0845 094 1255

How to create inclusive office design for everybody and all they do

Posted on February 15, 2018 by Charles Marks

Although it is much maligned, it is also clear that the open plan office remains an incredibly popular model of workplace design. Even as we enter 2016 it remains the default form of office, based on its relative simplicity, low cost and the way it fosters interaction and transparency. Even a company like Facebook is not immune to its charm. When Mark Zuckerberg introduced people to his Frank Gehry designed tech palace (pictured), its most prominent feature was what is claimed to be the world’s largest open plan space. That is not to say that this approach doesn’t have its drawbacks. Two of the most important are that it may not accurately reflect a company’s working culture and that it may not take account of the different personality types who work in the building.
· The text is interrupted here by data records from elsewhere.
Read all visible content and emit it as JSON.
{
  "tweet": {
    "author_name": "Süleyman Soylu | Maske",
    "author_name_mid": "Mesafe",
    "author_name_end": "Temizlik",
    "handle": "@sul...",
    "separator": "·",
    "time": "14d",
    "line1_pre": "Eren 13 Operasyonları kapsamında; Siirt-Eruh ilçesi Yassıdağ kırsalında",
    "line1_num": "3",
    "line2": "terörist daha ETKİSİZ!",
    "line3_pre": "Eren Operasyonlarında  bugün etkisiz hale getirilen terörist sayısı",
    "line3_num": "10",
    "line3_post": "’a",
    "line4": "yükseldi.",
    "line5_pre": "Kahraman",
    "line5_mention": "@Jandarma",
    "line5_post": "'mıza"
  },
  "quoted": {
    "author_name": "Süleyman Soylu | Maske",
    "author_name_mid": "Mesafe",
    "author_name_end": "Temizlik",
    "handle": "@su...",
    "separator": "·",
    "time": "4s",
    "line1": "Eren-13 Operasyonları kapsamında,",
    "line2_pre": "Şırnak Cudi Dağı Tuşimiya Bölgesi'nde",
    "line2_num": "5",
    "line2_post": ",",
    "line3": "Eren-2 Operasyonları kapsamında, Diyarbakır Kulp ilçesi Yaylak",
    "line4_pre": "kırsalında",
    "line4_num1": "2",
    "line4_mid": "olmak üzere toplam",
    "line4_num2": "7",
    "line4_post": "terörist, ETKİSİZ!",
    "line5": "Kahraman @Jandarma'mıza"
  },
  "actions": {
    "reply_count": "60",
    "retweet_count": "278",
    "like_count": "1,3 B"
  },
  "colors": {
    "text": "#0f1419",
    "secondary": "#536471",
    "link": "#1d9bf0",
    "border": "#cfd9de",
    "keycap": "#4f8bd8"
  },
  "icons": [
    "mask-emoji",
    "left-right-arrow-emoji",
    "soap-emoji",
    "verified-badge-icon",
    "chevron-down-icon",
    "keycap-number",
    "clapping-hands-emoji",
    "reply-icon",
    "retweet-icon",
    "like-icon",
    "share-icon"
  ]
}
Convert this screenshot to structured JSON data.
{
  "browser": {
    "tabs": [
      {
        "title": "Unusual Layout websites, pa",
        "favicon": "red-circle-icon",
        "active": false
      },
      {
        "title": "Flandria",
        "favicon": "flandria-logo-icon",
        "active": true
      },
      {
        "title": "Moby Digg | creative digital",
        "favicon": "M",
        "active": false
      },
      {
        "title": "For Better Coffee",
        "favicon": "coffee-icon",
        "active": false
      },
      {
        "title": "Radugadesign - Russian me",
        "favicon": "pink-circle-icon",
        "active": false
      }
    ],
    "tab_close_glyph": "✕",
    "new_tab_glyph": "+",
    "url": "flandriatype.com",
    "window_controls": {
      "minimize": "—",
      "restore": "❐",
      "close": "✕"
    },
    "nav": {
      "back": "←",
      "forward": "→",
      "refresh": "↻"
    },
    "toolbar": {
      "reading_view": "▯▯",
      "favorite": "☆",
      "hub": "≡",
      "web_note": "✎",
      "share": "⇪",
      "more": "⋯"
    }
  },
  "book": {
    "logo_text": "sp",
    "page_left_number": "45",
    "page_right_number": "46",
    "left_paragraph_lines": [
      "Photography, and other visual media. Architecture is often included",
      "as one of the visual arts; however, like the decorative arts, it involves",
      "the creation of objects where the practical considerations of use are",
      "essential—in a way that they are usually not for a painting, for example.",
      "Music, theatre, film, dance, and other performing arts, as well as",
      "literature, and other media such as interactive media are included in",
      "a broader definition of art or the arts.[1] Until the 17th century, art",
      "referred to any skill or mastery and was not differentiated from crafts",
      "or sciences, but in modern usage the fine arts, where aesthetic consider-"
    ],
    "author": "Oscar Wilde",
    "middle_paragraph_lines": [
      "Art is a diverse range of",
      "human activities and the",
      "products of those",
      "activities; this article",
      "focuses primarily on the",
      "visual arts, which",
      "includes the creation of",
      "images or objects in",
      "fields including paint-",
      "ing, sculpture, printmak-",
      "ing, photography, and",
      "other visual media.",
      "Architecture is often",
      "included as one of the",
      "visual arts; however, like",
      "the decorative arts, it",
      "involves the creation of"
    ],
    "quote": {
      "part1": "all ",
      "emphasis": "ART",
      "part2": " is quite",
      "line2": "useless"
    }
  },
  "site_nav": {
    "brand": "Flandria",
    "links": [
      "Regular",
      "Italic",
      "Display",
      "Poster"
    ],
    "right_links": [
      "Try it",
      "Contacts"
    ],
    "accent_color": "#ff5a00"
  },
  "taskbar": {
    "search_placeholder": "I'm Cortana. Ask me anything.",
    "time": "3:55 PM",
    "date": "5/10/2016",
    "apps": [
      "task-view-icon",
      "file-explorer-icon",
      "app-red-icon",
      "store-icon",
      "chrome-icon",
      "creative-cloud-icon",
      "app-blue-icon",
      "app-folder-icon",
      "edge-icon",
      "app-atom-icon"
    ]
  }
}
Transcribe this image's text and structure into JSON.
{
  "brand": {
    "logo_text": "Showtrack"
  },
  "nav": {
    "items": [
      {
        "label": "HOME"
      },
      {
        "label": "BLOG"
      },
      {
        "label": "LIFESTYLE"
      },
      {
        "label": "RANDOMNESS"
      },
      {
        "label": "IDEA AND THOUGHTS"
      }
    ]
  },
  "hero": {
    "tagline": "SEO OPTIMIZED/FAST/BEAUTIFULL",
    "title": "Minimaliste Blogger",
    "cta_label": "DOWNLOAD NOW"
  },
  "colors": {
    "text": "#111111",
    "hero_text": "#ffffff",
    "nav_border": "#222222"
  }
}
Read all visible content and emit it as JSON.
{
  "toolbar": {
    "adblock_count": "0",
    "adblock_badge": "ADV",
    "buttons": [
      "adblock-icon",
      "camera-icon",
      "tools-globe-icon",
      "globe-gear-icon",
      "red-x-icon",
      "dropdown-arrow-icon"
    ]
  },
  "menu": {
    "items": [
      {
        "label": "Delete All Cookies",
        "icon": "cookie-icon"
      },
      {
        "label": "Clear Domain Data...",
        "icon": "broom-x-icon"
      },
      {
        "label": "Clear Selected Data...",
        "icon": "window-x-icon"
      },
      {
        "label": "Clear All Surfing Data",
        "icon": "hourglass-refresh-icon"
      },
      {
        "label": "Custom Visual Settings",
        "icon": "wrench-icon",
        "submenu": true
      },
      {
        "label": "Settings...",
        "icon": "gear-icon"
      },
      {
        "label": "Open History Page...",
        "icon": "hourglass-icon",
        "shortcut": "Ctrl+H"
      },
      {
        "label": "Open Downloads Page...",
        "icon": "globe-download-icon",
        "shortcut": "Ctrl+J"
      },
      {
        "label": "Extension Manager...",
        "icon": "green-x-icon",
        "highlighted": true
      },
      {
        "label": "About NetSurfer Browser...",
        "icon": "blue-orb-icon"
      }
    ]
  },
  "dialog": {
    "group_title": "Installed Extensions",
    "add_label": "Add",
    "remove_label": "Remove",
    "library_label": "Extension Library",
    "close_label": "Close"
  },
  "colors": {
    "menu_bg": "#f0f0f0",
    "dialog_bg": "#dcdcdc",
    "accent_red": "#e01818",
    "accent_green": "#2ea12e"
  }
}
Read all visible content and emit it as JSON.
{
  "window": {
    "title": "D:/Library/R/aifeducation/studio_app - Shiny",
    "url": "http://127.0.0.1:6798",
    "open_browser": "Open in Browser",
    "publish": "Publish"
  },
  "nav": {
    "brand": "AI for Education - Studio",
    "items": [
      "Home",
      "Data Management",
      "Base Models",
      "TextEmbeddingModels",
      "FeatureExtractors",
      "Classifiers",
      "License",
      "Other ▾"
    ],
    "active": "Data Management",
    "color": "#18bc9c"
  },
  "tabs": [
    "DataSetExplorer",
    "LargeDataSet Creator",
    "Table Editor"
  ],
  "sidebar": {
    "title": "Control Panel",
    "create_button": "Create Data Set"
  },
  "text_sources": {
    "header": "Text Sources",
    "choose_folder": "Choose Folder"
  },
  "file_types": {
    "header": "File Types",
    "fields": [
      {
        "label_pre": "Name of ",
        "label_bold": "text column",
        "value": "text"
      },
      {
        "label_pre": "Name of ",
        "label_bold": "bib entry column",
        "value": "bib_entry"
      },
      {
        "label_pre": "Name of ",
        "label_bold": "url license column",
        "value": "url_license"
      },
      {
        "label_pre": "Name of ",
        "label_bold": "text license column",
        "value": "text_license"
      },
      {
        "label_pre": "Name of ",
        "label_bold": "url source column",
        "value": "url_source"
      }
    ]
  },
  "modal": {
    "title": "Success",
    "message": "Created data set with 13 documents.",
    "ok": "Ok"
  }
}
On the first point it is important to remember that, although it is vital and helpful  to look at case studies of how other organisations have planned their offices, there’s no universal solution that’s applicable to every firm. Case studies are helpful but so too is an awareness of the culture and identity of your own organisation and the ability to work with a designer capable of listening, sharing ideas and translating them into a unique design.

However, it is the second point that leads to most of the criticism aimed at open plan offices. While there’s no doubt that for many people, open plan offices do indeed deliver on their promise of fostering creativity, enhancing collaboration. improving light levels and creating a democratic working environment, for other people they can be seriously counterproductive. This idea is encapsulated in this video published recently.

Often this kind of trade off is presented as a dichotomy between the needs of extroverts who thrive in an open plan environment and introverts who need more privacy. There is a lot of truth in this but in practice things are a little more complex. For a start people are not quite so easy to pigeonhole and their needs for openness and privacy are likely to change from hour to hour regardless of their personality.

So the challenge is to find ways of creating choices and balance. Fortunately, the choice between open plan and private work is not a zero sum game. We can have both by creating an interiors that offers choices and is flexible to respond to changing needs. The real challenge lies in understanding how the company ticks, how knowledge is exchanged, how people work, what sorts of people are employed and where they gravitate to work in the most productive ways.

Nowadays, the creation of a well designed office is often analogous to how we create other spaces, such as homes or schools. In these spaces, we find different areas for different activities and the office is no different. A typical office layout these days will incorporate open plan spaces, break out spaces, private rooms, chill out rooms, training and collaborative spaces, libraries, games rooms and so on.

However, it is always the case that such spaces must always be aligned to company culture to work to their potential. Not least, workers must be empowered to choose the best space for their personality type and whatever they are working on then move somewhere else to achieve something else. As Bob Propst, the pioneer of the office cubicle is quoted as saying: “One of the dumbest things you can do is sit in one space and let the world pass you by”.